There were others that I enjoyed spending time with as well . . . all girls. I did not have a boyfriend nor did I have boys that were friends. Somehow, I wrapped much of my self-worth around that detail. I assumed that on the “most likely class list”, I was the one most likely to never marry and never have children. I am so glad that I was wrong! I was blessed—abundantly blessed. Even so, I still got cold feet and nearly did not attend my class reunion.
But I went. I did a little self-talk . . . “This is not about you. Let others tell you their stories.”
I had a conversation the night before I left with my good friend, Carol. We both chuckled at the dialog that we never expected to have, "Okay, then I'll meet you at Ickeys."
Another conversation that made us chuckle was that we marveled over the great price of gas in Archbold. who would have thought we would be appreciating gas that was over $3.00 per gallon! We actually saw it a couple of cents lower at another station.
My three most enjoyable and heartfelt conversations at the actual reunion were with men—boys from my class that I never had one conversation with in high school and I would remember if I had. I loved hearing a piece of their stories.
But my real highlight was my dear girlfriends—staying up until
3:00 a.m., catching up and reveling in the real friendships that have spanned our lifetimes. (One of our group of six was unable to attend.)
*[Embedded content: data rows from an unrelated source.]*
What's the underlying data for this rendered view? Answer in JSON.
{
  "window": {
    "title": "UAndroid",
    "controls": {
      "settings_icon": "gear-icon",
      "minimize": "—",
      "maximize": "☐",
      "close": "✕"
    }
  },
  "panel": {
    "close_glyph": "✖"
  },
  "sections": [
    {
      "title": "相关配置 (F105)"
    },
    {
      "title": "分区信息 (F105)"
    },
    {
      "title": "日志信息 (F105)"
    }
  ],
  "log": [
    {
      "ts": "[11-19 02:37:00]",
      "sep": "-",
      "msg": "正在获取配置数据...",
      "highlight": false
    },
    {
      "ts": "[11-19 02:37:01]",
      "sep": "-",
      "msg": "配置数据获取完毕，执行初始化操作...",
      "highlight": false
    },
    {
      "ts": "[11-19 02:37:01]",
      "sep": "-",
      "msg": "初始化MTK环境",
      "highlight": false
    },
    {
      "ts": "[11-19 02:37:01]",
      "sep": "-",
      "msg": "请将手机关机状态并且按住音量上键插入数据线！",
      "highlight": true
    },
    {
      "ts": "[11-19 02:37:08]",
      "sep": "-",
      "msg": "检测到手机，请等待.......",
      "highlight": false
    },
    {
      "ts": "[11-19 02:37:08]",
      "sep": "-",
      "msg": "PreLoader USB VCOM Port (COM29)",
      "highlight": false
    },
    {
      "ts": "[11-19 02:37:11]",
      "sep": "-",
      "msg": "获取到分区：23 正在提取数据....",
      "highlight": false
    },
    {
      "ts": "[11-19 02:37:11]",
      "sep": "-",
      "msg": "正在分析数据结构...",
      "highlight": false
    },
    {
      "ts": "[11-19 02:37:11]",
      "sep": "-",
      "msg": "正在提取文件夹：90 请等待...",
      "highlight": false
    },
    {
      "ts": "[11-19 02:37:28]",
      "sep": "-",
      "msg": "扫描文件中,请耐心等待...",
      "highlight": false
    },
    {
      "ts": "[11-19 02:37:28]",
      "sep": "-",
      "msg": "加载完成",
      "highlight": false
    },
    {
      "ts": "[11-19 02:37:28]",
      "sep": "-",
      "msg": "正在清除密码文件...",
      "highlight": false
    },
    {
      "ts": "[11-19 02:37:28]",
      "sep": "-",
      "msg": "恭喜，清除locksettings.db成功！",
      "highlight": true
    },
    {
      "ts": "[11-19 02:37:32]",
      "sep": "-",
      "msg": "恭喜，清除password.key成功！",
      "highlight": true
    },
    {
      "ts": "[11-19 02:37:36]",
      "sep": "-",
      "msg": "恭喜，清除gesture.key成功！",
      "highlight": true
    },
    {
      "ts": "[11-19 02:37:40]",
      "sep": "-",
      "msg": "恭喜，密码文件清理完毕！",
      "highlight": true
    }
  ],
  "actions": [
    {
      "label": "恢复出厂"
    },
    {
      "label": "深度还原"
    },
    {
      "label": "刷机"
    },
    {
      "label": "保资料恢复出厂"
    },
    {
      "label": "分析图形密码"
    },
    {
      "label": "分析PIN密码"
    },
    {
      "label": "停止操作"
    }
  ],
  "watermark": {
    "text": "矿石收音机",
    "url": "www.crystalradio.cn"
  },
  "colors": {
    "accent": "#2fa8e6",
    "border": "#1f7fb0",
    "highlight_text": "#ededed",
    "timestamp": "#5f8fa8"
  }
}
All six of us have experienced deep grief and sadness and all of us have received unbelievable blessings and happy times. Through it all God has sustained us and held us in His hand.
After the reunion luncheon, a group of attendees discussed “doing high school again.” Some have much fonder stories than I. Some were successful athletes. One thought high school was “a blast.” We agreed that the pressures of high school are much more complex and challenging than when we attended. Our issues were simpler.
Three boys got sent home from our senior trip for attending a Yankees ballgame without permission.
Regarding high school, one man said, “Sure, I would gladly do it again if I could know all that I know now.” But in that particular group the consensus was, “Definitely not. I would not want to go back.”
As I looked around the group, I sensed camaraderie between those that were in my class—somewhat of a recognition that age was taking its toll on all of us and life experiences have had somewhat of an equalizing effect on us. Everyone has a story. I am sorry that I did not have time to hear more of their stories. I will attend my next high school reunion.